When Foreign Policy noted that some of those critiques sound as if they could have come from Trump, Zogby pushed back: “Donald Trump may pick up a phrase here or there [from Sanders], but that is in no way, shape, or form the same thing.”
For one of her own picks on the drafting committee, Wasserman Schultz selected Rep. Barbara Lee (D-Calif.), the only member of Congress to vote against the 2001 authorization that serves as legal foundation for the “war on terror” — both Sanders and Clinton and Clinton voted yes. Lee told Foreign Policy Wednesday she’ll continue to withhold her endorsement, because neutrality will give her a better bargaining position “if we get stuck on some of the big issues.”

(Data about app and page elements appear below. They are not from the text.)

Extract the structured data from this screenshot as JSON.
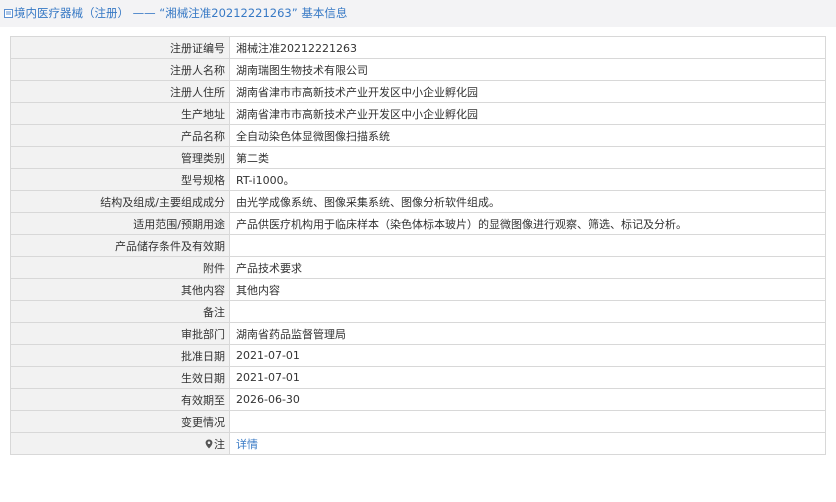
{
  "header": {
    "title": "境内医疗器械（注册） —— “湘械注准20212221263” 基本信息",
    "icon": "doc-icon"
  },
  "rows": [
    {
      "label": "注册证编号",
      "value": "湘械注准20212221263"
    },
    {
      "label": "注册人名称",
      "value": "湖南瑞图生物技术有限公司"
    },
    {
      "label": "注册人住所",
      "value": "湖南省津市市高新技术产业开发区中小企业孵化园"
    },
    {
      "label": "生产地址",
      "value": "湖南省津市市高新技术产业开发区中小企业孵化园"
    },
    {
      "label": "产品名称",
      "value": "全自动染色体显微图像扫描系统"
    },
    {
      "label": "管理类别",
      "value": "第二类"
    },
    {
      "label": "型号规格",
      "value": "RT-i1000。"
    },
    {
      "label": "结构及组成/主要组成成分",
      "value": "由光学成像系统、图像采集系统、图像分析软件组成。"
    },
    {
      "label": "适用范围/预期用途",
      "value": "产品供医疗机构用于临床样本（染色体标本玻片）的显微图像进行观察、筛选、标记及分析。"
    },
    {
      "label": "产品储存条件及有效期",
      "value": ""
    },
    {
      "label": "附件",
      "value": "产品技术要求"
    },
    {
      "label": "其他内容",
      "value": "其他内容"
    },
    {
      "label": "备注",
      "value": ""
    },
    {
      "label": "审批部门",
      "value": "湖南省药品监督管理局"
    },
    {
      "label": "批准日期",
      "value": "2021-07-01"
    },
    {
      "label": "生效日期",
      "value": "2021-07-01"
    },
    {
      "label": "有效期至",
      "value": "2026-06-30"
    },
    {
      "label": "变更情况",
      "value": ""
    }
  ],
  "footer_row": {
    "label": "注",
    "icon": "location-pin-icon",
    "link_text": "详情"
  },
  "colors": {
    "header_bg": "#f3f3f5",
    "title_blue": "#3779c5",
    "label_bg": "#f2f2f2",
    "border": "#d8d8d8"
  }
}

She’ll personally push for issues such as an updated authorization for the ISIS fight and auditing of the Pentagon, but allowed Israel-Palestine could potentially be one on which the committee gets stuck. Still, she added, “A very volatile debate is always good.”
In going after Clinton’s judgment on foreign policy, Sanders pulled from Obama’s successful 2008 playbook. Then Sen. Obama constantly hit the woman who would become his first secretary of state for her 2002 vote for the Iraq war, and won.
In the run-up to Clinton’s clinching of the nomination, Democratic leaders’ growing calls for Sanders to tone down his criticism reflected their fears that the judgment attack would hand Trump a ready-made response to questions about his own credibility.
And it has.
Rather than fade away with Sanders’s campaign, Trump has given the judgment attack a second life. In recent weeks, he has parroted Sanders’s language and even invoked his name, wielding the word “judgment” some half a dozen times in as many days in late May and early June.
Lee said of Sanders’s tactic, “I could question his judgment,” referring to his vote for the 2001 authorization. “But I’m not going to say that,” she laughed, “questioning another’s judgment is pushing it a little bit.” Still, she doesn’t think it will hurt Clinton in the general election, particularly against Trump who “has no foreign policy.”
She said Sanders did succeed in raising “an alternative vision on foreign policy: The fact that Democrats can be strong on national security and care about global peace, without continuing to use the military option as a first resort rather than the last.”
It remains too soon to tell how enthusiastically Sanders will campaign for Clinton and what else he would be willing to do to help defeat Trump. The senator continued to withhold his endorsement following Tuesday night’s meeting, though many outside observers believe he will eventually throw his support behind her.
Wasserman Schultz said in a statement timed with the meeting: “Now that our 2016 primaries are officially at their end, Democrats are ready to unify and take on both Trump and the Republican Party that he represents.”
Sanders has long accused Wasserman Schultz of being in the tank for Clinton and replacing her is one of his primary demands, though she insists she’s staying put.
Still, Briggs, the Sanders spokesman, told reporters earlier Tuesday that the senator will not drop out “today, or tomorrow, or the next day” and “plans to stay in this through the Democratic convention.”
Photo credit: MARK WILSON/Staff
BY MOLLY O’TOOLE, JUNE 15, 2016, for Foreign Policy